“Keeping it Real” keeps us close to what really matters, the Truth, and I don’t think I need to get into why that’s important do I? Yes, the Truth is something we all have no choice but to relate to (often unwillingly), no matter how hard you try and turn or hide your head. If you can give people the Truth, the may or may not love you, but they will respect you and they will believe…and as such, chances are they will follow your lead. Yes, leaders at any level, need to be able to deliver the Truth. And to do that, Leaders also need to have an intimate understanding about what’s really going or how to “keep it real”. Yes, Leaders need to recognize real in order to relate. One of the beautiful things about Hip-Hop music/culture is that has been able to relate to people from all over the world, testament to it’s ubiquitous cultural influence on many levels.

I think the ability to relate is one of the most underrated qualities of leadership. Think about it this way…if leadership is about the guidance of a group of people of any size and in any context to a better place – physically or metaphysically – then gaining the trust and respect of that group of people is paramount. Change isn’t an easy thing to initiate, nor is it an easy thing for people to deal with. So, in order for real change to come about, a good leader needs to have the trust and respect of his or her people. In large part, trust and respect is not easily earned. Being able to relate to people – to empathize and understand where they are coming from – is a great way to establish a relationship and foster virtues like trust, honesty and respect. That said, leaders need to be able to “keep it real”; and not just ‘act like they know’, but actually know. Don’t (ever) shoot the breeze about it, when you can be about it.
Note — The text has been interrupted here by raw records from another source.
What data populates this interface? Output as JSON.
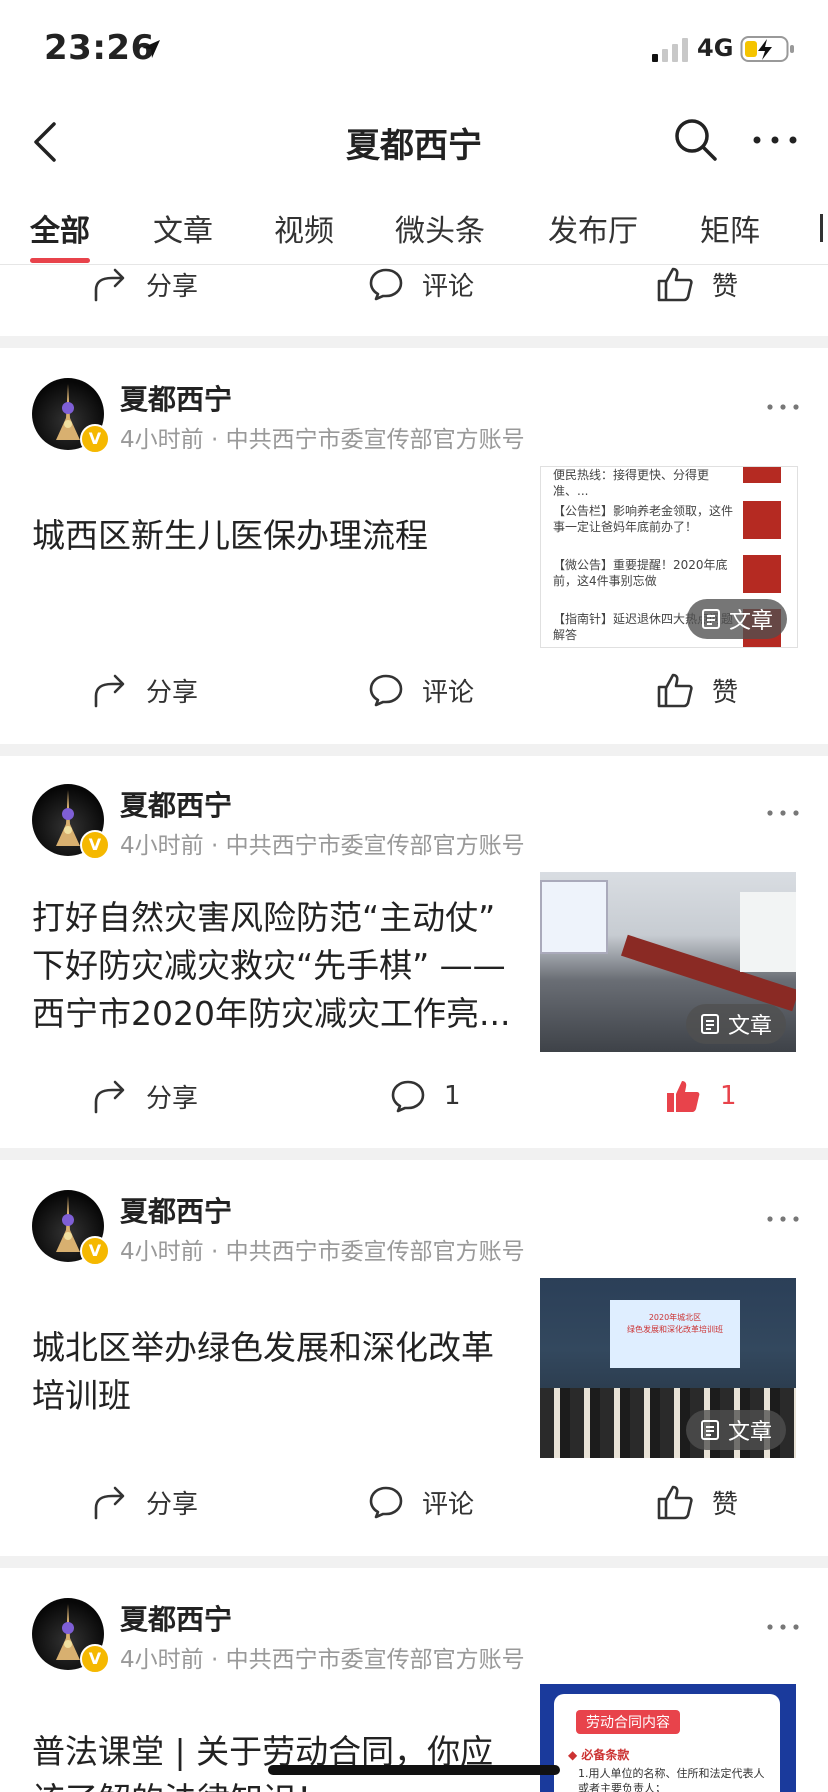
{
  "status_bar": {
    "time": "23:26",
    "network": "4G"
  },
  "header": {
    "title": "夏都西宁"
  },
  "tabs": [
    {
      "label": "全部",
      "active": true
    },
    {
      "label": "文章"
    },
    {
      "label": "视频"
    },
    {
      "label": "微头条"
    },
    {
      "label": "发布厅"
    },
    {
      "label": "矩阵"
    }
  ],
  "top_actions": {
    "share": "分享",
    "comment": "评论",
    "like": "赞"
  },
  "cards": [
    {
      "author": "夏都西宁",
      "meta": "4小时前 · 中共西宁市委宣传部官方账号",
      "headline": "城西区新生儿医保办理流程",
      "thumb_badge": "文章",
      "thumb_lines": [
        "便民热线：接得更快、分得更准、...",
        "【公告栏】影响养老金领取，这件事一定让爸妈年底前办了！",
        "【微公告】重要提醒！2020年底前，这4件事别忘做",
        "【指南针】延迟退休四大热点问题解答"
      ],
      "share": "分享",
      "comment": "评论",
      "like": "赞"
    },
    {
      "author": "夏都西宁",
      "meta": "4小时前 · 中共西宁市委宣传部官方账号",
      "headline": "打好自然灾害风险防范“主动仗” 下好防灾减灾救灾“先手棋” ——西宁市2020年防灾减灾工作亮...",
      "thumb_badge": "文章",
      "share": "分享",
      "comment": "1",
      "like": "1"
    },
    {
      "author": "夏都西宁",
      "meta": "4小时前 · 中共西宁市委宣传部官方账号",
      "headline": "城北区举办绿色发展和深化改革培训班",
      "thumb_badge": "文章",
      "thumb_screen_text": [
        "2020年城北区",
        "绿色发展和深化改革培训班"
      ],
      "share": "分享",
      "comment": "评论",
      "like": "赞"
    },
    {
      "author": "夏都西宁",
      "meta": "4小时前 · 中共西宁市委宣传部官方账号",
      "headline": "普法课堂 | 关于劳动合同，你应该了解的法律知识！",
      "thumb_title": "劳动合同内容",
      "thumb_lines": [
        "◆ 必备条款",
        "1.用人单位的名称、住所和法定代表人或者主要负责人；"
      ]
    }
  ],
  "colors": {
    "accent": "#e8434b",
    "badge": "#f5b800"
  }
}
So as a young up and comer, how do you “keep it real”?. How do you get a grip on what’s what? Outside of growing up in the projects and hustling the streets, I think young leaders, young people, need to do all they can to stay focused. Especially, with so much distraction and noise around us on a daily basis. And, to do that, you have to unplug. (wha?!) More on that in my next post.

*Stay tuned for part 2 of this post where I break down what I mean by “unplug”. In the meantime, if you think I’m way off, or that I’ve missed any other possible salient points, please write me. Word up.

In the meantime, here’s a slightly old, but still VERY DOPE mix posted by Laid Back with special guest, upcoming artist Cris Prolific. Check out their mixcloud page or hit em up on soundcloud for quality doses of soulful, jazzy Hip-Hop.